In a victory for antitrust defendants, on May 21, 2007 the Supreme Court reversed (7-2) a Second Circuit decision allowing a Sherman Act complaint to survive a motion to dismiss where the complaint alleged the existence of a Sherman Act § 1 conspiracy merely upon the conscious parallel conduct of several competitors in the telephone service provider market.

In Bell Atlantic Corp. v. Twombly, the class-action plaintiffs alleged that the defendants, various regional telephone service providers resulting from the 1984 divestiture of AT&T, violated Sherman Act § 1 in two ways: (1) by engaging in parallel conduct in their respective regions to inhibit market entry by entering into unfair agreements with new entrants for access to the regional service network, providing inferior network connections to new entrants, and overcharging for access, and (2) by refraining from competing against one another in the various regions. Plaintiffs sought treble damages from defendants as subscribers of local telephone and high-speed internet services.

Plaintiffs initiated their federal district court case against the defendants in a predictable manner: by filing a complaint purportedly in compliance with Federal Rule of Civil Procedure 8(a)(2) (“Rule 8”). Plaintiffs’ complaint made the two allegations above by stating, in relevant part, that “[i]n the absence of any meaningful competition between the [competitors] in one another’s markets, and in light of the parallel course of conduct that each engaged in to prevent competition from [entrants] within their, Plaintiffs allege upon information and belief that the [competitors] have entered into a contract, combination or conspiracy to prevent competitive [market] entry....and have agreed not to compete with one another and otherwise allocated customers and markets to one another.” The Second Circuit held that Plaintiffs’ complaint was sufficient to state a Sherman Act § 1 claim under Rule 8 because, it reasoned, plaintiffs need not plead “plus factors” under Rule 8 for an antitrust claim based on parallel conduct to survive dismissal.

Addressing the issue of what a plaintiff must plead to state a claim under Sherman Act § 1, the Supreme Court began its analysis by restating that “‘the crucial question’ is whether the challenged anticompetitive conduct ‘stem[s] from independent decision or from an agreement, tacit or express.’” Because Rule 8’s short and plain statement must show that the pleader is entitled to relief, a plaintiff must set forth “some setting” suggesting the illegal agreement took place, or show further circumstances pointing toward a meeting of the minds, to make out a Sherman Act § 1 claim. In other words, the Court held that “an allegation of parallel conduct and a bare assertion of conspiracy will not suffice” to state a Sherman Act § 1 claim under Rule 8.

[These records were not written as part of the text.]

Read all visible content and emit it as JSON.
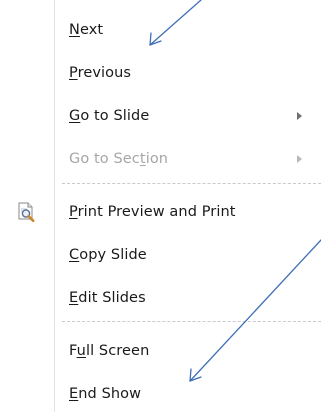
{
  "menu": {
    "items": [
      {
        "pre": "",
        "key": "N",
        "post": "ext",
        "disabled": false,
        "submenu": false
      },
      {
        "pre": "",
        "key": "P",
        "post": "revious",
        "disabled": false,
        "submenu": false
      },
      {
        "pre": "",
        "key": "G",
        "post": "o to Slide",
        "disabled": false,
        "submenu": true
      },
      {
        "pre": "Go to Sec",
        "key": "t",
        "post": "ion",
        "disabled": true,
        "submenu": true
      },
      {
        "pre": "",
        "key": "P",
        "post": "rint Preview and Print",
        "disabled": false,
        "submenu": false,
        "icon": "print-preview-icon"
      },
      {
        "pre": "",
        "key": "C",
        "post": "opy Slide",
        "disabled": false,
        "submenu": false
      },
      {
        "pre": "",
        "key": "E",
        "post": "dit Slides",
        "disabled": false,
        "submenu": false
      },
      {
        "pre": "F",
        "key": "u",
        "post": "ll Screen",
        "disabled": false,
        "submenu": false
      },
      {
        "pre": "",
        "key": "E",
        "post": "nd Show",
        "disabled": false,
        "submenu": false
      }
    ],
    "annotation_color": "#3f6fb6"
  }
}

The test enunciated by the Court requires a Sherman Act § 1 plaintiff at the pleading stage to set forth allegations “plausibly suggesting,” not merely consistent with, an agreement between the competitors to satisfy Rule 8’s requirement that the plaintiff show that he/she is entitled to relief. The Court then held that the complaint in Twombly failed to meet the “plausibility” requirement because the complaint rested only on descriptions of parallel conduct and not on any “independent allegations” of an illegal agreement among the competitors. The Court concluded that the complaint intimated nothing more than that the competitor’s resistance to the new market entrants was the “natural, unilateral reaction” of each competitor to keep its regional dominance. While Plaintiffs’ claims were conceivable, they were not plausible according to the Court.

Twombly is a victory for antitrust defendants because plaintiffs can no longer bring bare bones Sherman Act § 1 complaints to haul an antitrust defendant into court. Twombly spares firms arguably engaging in some form of conscious parallelism with their competitors the time and expense of conducting an extensive motion practice or even discovery where plaintiffs allege nothing more than conscious parallelism to state a claim under Sherman Act § 1. Illegal conduct under Sherman Act § 1 requires some sort of agreement, tacit or express, and the Twombly decision makes clear that complaints that fail to plausibly allege that such an agreement occurred will fail to meet Rule 8’s pleading standard.